Problem statement
Line by line, write out the material exactly.

+---+

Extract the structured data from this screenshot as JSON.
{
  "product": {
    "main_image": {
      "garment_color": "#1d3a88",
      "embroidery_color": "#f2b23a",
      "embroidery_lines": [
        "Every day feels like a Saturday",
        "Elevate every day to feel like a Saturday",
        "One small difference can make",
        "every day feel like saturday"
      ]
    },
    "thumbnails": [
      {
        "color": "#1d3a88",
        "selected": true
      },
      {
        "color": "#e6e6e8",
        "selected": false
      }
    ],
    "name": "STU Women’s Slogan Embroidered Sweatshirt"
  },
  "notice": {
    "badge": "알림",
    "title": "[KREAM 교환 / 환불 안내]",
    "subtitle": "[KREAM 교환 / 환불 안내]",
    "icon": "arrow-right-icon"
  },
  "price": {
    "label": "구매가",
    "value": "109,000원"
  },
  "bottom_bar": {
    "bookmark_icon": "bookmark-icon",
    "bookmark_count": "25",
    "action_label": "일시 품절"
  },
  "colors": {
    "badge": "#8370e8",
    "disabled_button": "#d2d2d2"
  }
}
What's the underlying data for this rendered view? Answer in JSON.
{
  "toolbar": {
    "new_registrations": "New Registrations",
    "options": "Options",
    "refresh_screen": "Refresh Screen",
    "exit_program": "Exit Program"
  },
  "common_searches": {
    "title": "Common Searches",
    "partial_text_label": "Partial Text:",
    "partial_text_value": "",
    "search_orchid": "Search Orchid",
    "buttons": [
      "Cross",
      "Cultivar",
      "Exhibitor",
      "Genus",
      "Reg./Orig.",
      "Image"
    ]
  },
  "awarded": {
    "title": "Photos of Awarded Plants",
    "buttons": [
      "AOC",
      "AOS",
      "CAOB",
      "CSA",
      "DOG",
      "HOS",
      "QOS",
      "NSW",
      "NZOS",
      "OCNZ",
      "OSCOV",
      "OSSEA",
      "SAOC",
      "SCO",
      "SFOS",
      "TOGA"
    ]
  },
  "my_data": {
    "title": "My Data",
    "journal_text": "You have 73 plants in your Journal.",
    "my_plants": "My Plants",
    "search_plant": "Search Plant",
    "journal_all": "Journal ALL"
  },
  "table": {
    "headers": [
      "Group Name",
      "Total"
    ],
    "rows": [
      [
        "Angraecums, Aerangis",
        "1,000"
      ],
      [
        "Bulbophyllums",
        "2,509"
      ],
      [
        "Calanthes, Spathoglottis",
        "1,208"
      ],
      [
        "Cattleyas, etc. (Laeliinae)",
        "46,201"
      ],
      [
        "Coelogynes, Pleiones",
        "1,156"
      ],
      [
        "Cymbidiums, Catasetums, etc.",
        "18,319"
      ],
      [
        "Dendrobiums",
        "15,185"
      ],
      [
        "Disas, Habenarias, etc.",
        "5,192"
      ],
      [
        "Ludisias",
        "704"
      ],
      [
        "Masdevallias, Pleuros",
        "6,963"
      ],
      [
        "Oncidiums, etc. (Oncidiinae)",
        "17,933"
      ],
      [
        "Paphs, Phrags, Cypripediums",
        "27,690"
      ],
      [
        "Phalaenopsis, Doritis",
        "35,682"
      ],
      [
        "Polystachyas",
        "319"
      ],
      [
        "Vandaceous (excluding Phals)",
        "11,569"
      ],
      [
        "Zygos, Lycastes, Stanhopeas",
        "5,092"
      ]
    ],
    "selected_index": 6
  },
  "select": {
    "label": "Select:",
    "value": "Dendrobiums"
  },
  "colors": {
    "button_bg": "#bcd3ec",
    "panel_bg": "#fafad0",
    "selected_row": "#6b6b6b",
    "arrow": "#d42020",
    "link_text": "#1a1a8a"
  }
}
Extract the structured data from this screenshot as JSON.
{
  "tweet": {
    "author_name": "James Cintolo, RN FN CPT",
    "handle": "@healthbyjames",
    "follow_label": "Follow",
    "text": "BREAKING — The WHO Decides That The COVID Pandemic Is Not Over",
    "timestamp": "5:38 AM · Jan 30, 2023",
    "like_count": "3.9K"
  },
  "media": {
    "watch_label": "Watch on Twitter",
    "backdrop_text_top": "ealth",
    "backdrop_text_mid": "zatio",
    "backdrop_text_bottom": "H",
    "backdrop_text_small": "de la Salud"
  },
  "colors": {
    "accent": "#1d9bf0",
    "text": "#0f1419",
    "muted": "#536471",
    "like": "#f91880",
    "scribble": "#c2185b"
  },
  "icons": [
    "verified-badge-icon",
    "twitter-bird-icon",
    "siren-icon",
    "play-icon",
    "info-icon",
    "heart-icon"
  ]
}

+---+

Exercise solution
Extract the structured data from this screenshot as JSON.
{
  "product": {
    "main_image": {
      "garment_color": "#1d3a88",
      "embroidery_color": "#f2b23a",
      "embroidery_lines": [
        "Every day feels like a Saturday",
        "Elevate every day to feel like a Saturday",
        "One small difference can make",
        "every day feel like saturday"
      ]
    },
    "thumbnails": [
      {
        "color": "#1d3a88",
        "selected": true
      },
      {
        "color": "#e6e6e8",
        "selected": false
      }
    ],
    "name": "STU Women’s Slogan Embroidered Sweatshirt"
  },
  "notice": {
    "badge": "알림",
    "title": "[KREAM 교환 / 환불 안내]",
    "subtitle": "[KREAM 교환 / 환불 안내]",
    "icon": "arrow-right-icon"
  },
  "price": {
    "label": "구매가",
    "value": "109,000원"
  },
  "bottom_bar": {
    "bookmark_icon": "bookmark-icon",
    "bookmark_count": "25",
    "action_label": "일시 품절"
  },
  "colors": {
    "badge": "#8370e8",
    "disabled_button": "#d2d2d2"
  }
}
What's the underlying data for this rendered view? Answer in JSON.
{
  "toolbar": {
    "new_registrations": "New Registrations",
    "options": "Options",
    "refresh_screen": "Refresh Screen",
    "exit_program": "Exit Program"
  },
  "common_searches": {
    "title": "Common Searches",
    "partial_text_label": "Partial Text:",
    "partial_text_value": "",
    "search_orchid": "Search Orchid",
    "buttons": [
      "Cross",
      "Cultivar",
      "Exhibitor",
      "Genus",
      "Reg./Orig.",
      "Image"
    ]
  },
  "awarded": {
    "title": "Photos of Awarded Plants",
    "buttons": [
      "AOC",
      "AOS",
      "CAOB",
      "CSA",
      "DOG",
      "HOS",
      "QOS",
      "NSW",
      "NZOS",
      "OCNZ",
      "OSCOV",
      "OSSEA",
      "SAOC",
      "SCO",
      "SFOS",
      "TOGA"
    ]
  },
  "my_data": {
    "title": "My Data",
    "journal_text": "You have 73 plants in your Journal.",
    "my_plants": "My Plants",
    "search_plant": "Search Plant",
    "journal_all": "Journal ALL"
  },
  "table": {
    "headers": [
      "Group Name",
      "Total"
    ],
    "rows": [
      [
        "Angraecums, Aerangis",
        "1,000"
      ],
      [
        "Bulbophyllums",
        "2,509"
      ],
      [
        "Calanthes, Spathoglottis",
        "1,208"
      ],
      [
        "Cattleyas, etc. (Laeliinae)",
        "46,201"
      ],
      [
        "Coelogynes, Pleiones",
        "1,156"
      ],
      [
        "Cymbidiums, Catasetums, etc.",
        "18,319"
      ],
      [
        "Dendrobiums",
        "15,185"
      ],
      [
        "Disas, Habenarias, etc.",
        "5,192"
      ],
      [
        "Ludisias",
        "704"
      ],
      [
        "Masdevallias, Pleuros",
        "6,963"
      ],
      [
        "Oncidiums, etc. (Oncidiinae)",
        "17,933"
      ],
      [
        "Paphs, Phrags, Cypripediums",
        "27,690"
      ],
      [
        "Phalaenopsis, Doritis",
        "35,682"
      ],
      [
        "Polystachyas",
        "319"
      ],
      [
        "Vandaceous (excluding Phals)",
        "11,569"
      ],
      [
        "Zygos, Lycastes, Stanhopeas",
        "5,092"
      ]
    ],
    "selected_index": 6
  },
  "select": {
    "label": "Select:",
    "value": "Dendrobiums"
  },
  "colors": {
    "button_bg": "#bcd3ec",
    "panel_bg": "#fafad0",
    "selected_row": "#6b6b6b",
    "arrow": "#d42020",
    "link_text": "#1a1a8a"
  }
}
Extract the structured data from this screenshot as JSON.
{
  "tweet": {
    "author_name": "James Cintolo, RN FN CPT",
    "handle": "@healthbyjames",
    "follow_label": "Follow",
    "text": "BREAKING — The WHO Decides That The COVID Pandemic Is Not Over",
    "timestamp": "5:38 AM · Jan 30, 2023",
    "like_count": "3.9K"
  },
  "media": {
    "watch_label": "Watch on Twitter",
    "backdrop_text_top": "ealth",
    "backdrop_text_mid": "zatio",
    "backdrop_text_bottom": "H",
    "backdrop_text_small": "de la Salud"
  },
  "colors": {
    "accent": "#1d9bf0",
    "text": "#0f1419",
    "muted": "#536471",
    "like": "#f91880",
    "scribble": "#c2185b"
  },
  "icons": [
    "verified-badge-icon",
    "twitter-bird-icon",
    "siren-icon",
    "play-icon",
    "info-icon",
    "heart-icon"
  ]
}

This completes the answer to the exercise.